Records provided:
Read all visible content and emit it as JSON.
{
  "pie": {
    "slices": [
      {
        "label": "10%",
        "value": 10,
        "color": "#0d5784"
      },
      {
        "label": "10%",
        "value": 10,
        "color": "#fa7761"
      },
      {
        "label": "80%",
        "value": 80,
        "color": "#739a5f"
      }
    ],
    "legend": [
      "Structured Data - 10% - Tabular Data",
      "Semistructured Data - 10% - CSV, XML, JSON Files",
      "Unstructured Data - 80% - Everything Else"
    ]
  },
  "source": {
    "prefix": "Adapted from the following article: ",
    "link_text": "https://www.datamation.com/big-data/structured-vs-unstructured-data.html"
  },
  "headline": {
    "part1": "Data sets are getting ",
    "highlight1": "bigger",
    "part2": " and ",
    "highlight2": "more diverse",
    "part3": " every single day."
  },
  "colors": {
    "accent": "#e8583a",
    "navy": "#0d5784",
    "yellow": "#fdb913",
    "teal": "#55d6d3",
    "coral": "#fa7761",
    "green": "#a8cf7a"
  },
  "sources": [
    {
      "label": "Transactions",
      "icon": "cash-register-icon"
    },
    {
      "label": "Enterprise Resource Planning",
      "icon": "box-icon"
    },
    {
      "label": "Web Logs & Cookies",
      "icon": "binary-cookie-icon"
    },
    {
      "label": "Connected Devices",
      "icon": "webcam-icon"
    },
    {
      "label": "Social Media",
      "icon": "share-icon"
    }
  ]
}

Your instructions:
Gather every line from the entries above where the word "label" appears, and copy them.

Output of the task:
        "label": "10%",
        "label": "10%",
        "label": "80%",
      "label": "Transactions",
      "label": "Enterprise Resource Planning",
      "label": "Web Logs & Cookies",
      "label": "Connected Devices",
      "label": "Social Media",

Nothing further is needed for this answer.